→ **What to produce**:
Your answer should be each line of the entries that contains the word "Quotes", copied in full.

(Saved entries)
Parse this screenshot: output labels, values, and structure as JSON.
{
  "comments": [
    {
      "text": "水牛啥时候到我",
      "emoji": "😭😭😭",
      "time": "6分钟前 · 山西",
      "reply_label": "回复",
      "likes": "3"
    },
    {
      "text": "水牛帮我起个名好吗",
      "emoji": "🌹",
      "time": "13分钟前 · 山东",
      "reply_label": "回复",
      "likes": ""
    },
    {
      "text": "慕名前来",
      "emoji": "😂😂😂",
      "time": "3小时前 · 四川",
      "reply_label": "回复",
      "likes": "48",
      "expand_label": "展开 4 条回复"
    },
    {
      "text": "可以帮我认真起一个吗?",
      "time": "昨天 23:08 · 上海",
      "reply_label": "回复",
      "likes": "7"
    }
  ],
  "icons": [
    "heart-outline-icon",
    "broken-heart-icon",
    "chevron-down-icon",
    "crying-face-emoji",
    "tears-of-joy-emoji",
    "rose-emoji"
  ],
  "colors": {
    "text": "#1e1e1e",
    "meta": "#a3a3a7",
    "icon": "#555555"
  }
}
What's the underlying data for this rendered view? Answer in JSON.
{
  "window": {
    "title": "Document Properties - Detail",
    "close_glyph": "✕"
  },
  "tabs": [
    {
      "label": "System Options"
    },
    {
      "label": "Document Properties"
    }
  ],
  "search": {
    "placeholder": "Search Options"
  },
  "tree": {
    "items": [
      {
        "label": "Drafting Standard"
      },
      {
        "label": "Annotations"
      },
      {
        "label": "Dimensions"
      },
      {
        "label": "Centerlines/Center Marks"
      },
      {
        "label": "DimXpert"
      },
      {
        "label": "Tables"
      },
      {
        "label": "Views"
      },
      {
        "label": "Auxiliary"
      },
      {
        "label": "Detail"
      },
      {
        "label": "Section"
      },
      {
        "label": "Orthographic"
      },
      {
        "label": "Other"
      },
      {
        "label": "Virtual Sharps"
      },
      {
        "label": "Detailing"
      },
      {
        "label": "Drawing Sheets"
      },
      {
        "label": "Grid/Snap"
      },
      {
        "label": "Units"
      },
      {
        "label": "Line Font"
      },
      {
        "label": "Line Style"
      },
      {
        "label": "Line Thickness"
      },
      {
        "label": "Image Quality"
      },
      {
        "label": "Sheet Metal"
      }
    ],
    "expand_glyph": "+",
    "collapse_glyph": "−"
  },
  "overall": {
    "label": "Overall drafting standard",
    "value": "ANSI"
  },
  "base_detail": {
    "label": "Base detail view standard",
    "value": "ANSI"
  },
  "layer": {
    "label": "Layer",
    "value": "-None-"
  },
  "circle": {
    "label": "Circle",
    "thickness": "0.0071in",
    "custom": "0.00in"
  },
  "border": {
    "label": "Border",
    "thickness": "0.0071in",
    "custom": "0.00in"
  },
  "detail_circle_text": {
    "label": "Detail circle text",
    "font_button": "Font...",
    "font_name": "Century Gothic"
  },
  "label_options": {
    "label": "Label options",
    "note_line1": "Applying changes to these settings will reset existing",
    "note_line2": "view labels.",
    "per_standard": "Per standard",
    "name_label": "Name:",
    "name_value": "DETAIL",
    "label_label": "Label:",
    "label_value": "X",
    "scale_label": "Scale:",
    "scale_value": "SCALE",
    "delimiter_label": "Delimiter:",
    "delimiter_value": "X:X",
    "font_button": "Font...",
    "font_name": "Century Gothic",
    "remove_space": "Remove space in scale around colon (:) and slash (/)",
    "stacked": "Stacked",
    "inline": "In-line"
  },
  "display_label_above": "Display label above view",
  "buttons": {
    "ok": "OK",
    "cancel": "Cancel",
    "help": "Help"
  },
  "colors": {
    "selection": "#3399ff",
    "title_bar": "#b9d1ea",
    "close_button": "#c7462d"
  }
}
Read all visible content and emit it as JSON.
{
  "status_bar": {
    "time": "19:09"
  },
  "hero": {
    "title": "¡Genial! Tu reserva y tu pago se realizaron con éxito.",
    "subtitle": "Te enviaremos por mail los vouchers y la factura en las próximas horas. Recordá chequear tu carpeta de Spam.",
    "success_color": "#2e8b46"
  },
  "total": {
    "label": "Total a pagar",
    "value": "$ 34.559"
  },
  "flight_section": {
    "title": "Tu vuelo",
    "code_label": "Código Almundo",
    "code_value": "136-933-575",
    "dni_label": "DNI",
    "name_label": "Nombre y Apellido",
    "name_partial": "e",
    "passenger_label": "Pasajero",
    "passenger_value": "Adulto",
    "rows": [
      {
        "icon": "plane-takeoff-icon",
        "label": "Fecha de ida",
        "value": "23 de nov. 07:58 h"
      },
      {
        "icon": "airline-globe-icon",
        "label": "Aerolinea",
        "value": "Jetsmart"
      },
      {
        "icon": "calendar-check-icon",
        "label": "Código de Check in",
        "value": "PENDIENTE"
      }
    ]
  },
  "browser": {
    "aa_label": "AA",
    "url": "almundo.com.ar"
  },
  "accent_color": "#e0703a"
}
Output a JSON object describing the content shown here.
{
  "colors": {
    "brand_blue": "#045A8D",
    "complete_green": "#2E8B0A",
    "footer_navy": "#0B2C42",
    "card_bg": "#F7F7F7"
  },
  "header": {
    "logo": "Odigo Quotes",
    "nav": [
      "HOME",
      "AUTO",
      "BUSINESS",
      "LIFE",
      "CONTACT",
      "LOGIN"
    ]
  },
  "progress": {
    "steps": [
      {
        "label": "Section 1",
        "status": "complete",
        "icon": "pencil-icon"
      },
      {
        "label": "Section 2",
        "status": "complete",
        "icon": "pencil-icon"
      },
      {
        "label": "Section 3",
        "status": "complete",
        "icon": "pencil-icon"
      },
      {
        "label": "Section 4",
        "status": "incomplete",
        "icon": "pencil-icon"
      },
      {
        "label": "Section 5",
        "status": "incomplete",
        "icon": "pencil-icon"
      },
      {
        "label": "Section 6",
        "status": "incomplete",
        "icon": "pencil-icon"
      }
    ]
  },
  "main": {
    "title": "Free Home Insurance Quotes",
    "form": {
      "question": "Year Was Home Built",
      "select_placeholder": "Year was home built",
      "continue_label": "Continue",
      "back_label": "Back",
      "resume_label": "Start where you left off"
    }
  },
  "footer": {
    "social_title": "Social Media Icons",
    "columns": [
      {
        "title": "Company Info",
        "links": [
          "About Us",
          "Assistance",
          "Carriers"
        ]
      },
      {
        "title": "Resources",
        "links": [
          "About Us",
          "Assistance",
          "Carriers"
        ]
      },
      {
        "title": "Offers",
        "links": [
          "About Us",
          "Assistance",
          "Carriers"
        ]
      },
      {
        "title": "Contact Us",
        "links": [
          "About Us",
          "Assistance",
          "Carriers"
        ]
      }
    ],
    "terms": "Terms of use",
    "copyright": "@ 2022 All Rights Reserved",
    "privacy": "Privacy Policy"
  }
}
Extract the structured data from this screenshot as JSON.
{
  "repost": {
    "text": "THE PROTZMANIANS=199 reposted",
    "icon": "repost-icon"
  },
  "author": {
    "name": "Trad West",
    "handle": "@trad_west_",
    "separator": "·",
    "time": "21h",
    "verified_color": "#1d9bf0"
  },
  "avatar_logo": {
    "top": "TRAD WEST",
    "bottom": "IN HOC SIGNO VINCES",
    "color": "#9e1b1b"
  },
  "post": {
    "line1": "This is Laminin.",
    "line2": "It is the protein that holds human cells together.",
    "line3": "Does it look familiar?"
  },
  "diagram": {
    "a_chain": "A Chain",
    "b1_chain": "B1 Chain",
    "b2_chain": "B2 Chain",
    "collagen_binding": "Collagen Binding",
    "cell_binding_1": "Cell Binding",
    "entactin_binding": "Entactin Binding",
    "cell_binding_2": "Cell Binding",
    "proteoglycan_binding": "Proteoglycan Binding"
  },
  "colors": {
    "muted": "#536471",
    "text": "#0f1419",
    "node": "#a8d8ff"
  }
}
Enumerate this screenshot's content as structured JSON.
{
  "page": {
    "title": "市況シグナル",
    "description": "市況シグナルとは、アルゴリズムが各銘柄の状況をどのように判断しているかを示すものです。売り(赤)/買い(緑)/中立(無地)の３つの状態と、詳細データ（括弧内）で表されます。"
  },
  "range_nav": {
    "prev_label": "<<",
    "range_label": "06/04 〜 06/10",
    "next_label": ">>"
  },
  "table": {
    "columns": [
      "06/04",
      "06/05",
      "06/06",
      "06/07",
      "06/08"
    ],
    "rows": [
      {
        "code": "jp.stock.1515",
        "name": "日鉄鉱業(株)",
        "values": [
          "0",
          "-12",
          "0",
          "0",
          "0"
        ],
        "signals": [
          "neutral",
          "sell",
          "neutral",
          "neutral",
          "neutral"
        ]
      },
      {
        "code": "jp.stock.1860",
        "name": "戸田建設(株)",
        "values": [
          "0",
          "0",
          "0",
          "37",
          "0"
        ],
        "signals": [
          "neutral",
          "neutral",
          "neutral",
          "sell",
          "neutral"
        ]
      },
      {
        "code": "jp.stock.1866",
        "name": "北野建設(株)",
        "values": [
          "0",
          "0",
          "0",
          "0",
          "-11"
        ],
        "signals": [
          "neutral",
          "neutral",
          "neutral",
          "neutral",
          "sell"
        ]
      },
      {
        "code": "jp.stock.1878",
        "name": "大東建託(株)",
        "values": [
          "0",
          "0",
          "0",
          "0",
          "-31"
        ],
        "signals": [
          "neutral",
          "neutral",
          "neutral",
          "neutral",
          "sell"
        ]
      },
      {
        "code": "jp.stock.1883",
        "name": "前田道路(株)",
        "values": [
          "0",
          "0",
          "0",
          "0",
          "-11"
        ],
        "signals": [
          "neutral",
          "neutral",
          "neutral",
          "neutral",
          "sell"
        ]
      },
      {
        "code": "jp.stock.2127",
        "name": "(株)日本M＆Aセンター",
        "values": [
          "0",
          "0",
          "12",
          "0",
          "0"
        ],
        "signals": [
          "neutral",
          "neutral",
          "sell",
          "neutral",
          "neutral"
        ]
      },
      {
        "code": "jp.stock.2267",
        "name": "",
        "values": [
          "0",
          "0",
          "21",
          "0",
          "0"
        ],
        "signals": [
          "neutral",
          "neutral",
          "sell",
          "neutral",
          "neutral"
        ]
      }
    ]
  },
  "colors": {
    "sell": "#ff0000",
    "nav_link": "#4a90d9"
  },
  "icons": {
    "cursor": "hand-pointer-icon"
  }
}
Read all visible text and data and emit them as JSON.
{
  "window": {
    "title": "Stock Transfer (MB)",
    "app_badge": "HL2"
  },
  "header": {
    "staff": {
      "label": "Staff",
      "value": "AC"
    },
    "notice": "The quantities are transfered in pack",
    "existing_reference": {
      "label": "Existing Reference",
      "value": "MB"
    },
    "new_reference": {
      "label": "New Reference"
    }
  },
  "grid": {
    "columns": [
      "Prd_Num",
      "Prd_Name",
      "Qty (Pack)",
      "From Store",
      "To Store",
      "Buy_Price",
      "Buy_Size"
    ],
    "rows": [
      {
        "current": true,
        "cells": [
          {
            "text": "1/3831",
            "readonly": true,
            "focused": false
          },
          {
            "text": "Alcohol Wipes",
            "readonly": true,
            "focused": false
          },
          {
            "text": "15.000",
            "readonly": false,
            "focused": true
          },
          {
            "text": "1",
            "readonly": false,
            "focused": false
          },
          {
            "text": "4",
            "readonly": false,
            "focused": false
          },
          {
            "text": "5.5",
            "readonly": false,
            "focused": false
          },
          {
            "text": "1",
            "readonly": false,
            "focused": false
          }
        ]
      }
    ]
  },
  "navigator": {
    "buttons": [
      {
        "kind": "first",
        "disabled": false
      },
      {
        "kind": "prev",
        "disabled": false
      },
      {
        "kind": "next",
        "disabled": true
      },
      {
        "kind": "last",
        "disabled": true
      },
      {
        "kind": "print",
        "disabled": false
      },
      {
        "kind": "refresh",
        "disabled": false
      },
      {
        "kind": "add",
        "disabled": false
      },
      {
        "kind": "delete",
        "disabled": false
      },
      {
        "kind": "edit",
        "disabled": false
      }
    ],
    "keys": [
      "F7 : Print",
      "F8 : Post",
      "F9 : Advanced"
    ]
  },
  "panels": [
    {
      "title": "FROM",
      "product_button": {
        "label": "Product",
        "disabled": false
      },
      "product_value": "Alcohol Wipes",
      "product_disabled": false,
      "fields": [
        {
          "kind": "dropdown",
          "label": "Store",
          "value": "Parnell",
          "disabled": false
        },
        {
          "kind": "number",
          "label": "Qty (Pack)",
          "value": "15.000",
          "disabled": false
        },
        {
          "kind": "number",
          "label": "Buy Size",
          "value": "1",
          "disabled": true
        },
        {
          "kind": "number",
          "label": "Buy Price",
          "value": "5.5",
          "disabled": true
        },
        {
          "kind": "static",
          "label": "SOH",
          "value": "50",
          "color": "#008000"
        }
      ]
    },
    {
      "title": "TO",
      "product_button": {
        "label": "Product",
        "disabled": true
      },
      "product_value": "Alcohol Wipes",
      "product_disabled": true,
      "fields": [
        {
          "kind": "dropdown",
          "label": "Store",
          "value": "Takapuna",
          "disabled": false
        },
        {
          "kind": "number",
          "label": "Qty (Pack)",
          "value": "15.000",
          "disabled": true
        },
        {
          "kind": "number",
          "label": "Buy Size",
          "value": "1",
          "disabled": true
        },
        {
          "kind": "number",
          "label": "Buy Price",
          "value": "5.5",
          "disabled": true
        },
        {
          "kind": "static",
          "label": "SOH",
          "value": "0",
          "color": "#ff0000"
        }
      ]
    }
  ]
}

→ **Task solution**:
    "logo": "Odigo Quotes",
    "title": "Free Home Insurance Quotes",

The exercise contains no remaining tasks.